Why do animals make different sounds


Why do animals make different sounds? Is it to communicate? Is it a response to an internal state? Or are both statements true?

Sounds other animals make are simpler than the sounds humans make and convey less information, but some experts believe they are much the same in origin and intent. Others feel that all animals but humans lack the ability to express abstract ideas through complex combinations of sounds.

Remember that the sound files below that are labeled long may take a half a minute or more to download.


At any rate, animals make sounds. Some of the occasions on which make sounds are:

  1. When danger threatens:
    • (chickadee alarm call). That call is the last part of this recording.
    • Beavers slap tails on the water (DVG).
  2. When establishing or maintaining breeding or feeding territories or just seeking mates.
    • Bullfrogs (long) (WK)
    • Song sparrow
    • Hermit thrush
    • The yellow warbler’s mating song.
    • Cricket (DVG)
  3. When traveling with other animals in groups (bird flocks, mammal herds).
    • Cadada geese (DVG).
  4. When settling down for the night (thrushes giving snoring chirps).
  5. When caring for young (calling young, warning of danger).
  6. Distress (injured animal).
  7. Hunger (hunting — or begging in young animals and domestic pets. I’ve also had chickadees let me know that the bird feeder was empty. You have never truly been cussed until you’ve been cussed by a hungry chickadee.).
    • Coyote (DVG) Or does this one have a different meaning?
  8. Conflict with other individuals (growling).
    • Sounds a skunk makes Listen the sound (DVG)
  9. Inadvertently, ie, wings just make noise.
    • Honeybee
    • Bumblebee
    • Yellowjacket
  10. Can you think of other occasions?
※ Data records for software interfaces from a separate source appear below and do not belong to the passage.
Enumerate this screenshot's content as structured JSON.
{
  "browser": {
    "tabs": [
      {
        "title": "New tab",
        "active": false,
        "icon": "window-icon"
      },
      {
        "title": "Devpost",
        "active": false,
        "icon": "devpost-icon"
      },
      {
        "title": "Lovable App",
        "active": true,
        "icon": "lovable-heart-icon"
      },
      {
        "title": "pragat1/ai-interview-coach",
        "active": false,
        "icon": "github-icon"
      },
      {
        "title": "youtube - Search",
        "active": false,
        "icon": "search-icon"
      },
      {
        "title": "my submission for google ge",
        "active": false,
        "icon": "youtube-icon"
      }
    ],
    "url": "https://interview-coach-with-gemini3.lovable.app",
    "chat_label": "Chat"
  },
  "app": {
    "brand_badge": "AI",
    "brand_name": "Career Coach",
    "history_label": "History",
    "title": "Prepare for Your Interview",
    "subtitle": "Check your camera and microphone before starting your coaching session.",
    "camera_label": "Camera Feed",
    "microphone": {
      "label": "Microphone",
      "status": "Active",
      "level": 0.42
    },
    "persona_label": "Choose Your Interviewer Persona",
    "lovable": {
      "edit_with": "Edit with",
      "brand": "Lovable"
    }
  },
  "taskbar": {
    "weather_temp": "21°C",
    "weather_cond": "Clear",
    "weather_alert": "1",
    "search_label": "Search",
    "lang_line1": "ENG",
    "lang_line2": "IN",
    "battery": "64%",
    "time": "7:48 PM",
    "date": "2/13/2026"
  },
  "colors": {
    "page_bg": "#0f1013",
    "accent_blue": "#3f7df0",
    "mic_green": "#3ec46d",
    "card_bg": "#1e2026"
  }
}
Note that all of these events could be interpreted in the two different ways discussed above. First, the animals could be simply expressing their own emotional state. Second they could be communicating information to other animals.

It seems undoubted that some form of communication is occurring. Other animals respond to the calls as though gaining information from then. It makes good biological sense that the calls as responses to internal states would never have evolved unless they provided some evolutionary benefit. That benefit can come only from the occurrence of some form of communication.

The whole notion of group evolution and genetic overlap is complex and has gotten much attention, but briefly the concept is that of mutual protection from danger. The individual is more likely to pass along genetic material from participating in a mutual protection/information sharing network than would be the case were that network not operating. If we ‘agree’ to warn each other of dangerous situations, we all benefit.

The human response to touching a hot stove, whether printable or not, may have as it’s basis this type of communication.

Do animals of different species respond to each other’s calls? It depends upon the type of call. A squealing rabbit will bring dogs. A predatory bird may respond to the calls of a smaller bird — or the rabbit.

In the recent owl survey in which some of us participated, the question arose of what happens when different owl voices are played first. Great horned owls eat saw-whet owls. If the great horned owl call is given first, are saw-whet owls less likely to respond to playbacks of their own calls given a few minutes later? On the other hand, does playing back the saw-whet voice first — and increasing the likelihood of response — also make these smaller birds more vulnerable to predation from any large owls that might be in the neighborhood. This question is part of the owl study currently being conducted by

Winter flocks of feeding birds also may be of different species. It has been suggested that the notes of chickadees may be especially successful in keeping these groups together. Why are flocks beneficial? The flock means there are more individuals to seek food sources and to watch out for predators.

The calls most of us associate with birds are their songs which are mating calls. The same is true of the calls we hear from amphibians. The familiar early spring cheep of spring peepers, the quacking of wood frogs, and all the rest are intended to attract mates.


There are some questions that might be worth thinking about. Don’t expect to come up with difinitive answers; many books have been written on the various subjects and the experts still disagree.

  1. How did human speach evolve?
  2. Do animals — at least some of them truly have language?
  3. Is it legitimate to play recordings of an animal sound in order to get them to respond? Under what circumstances might it be most acceptable? Least acceptable?
  4. What questions occur to you?

If you have questions or comments, email We will try to deal with questions and comments and will post them to the discussion board of the lecture room.

image: Pixabay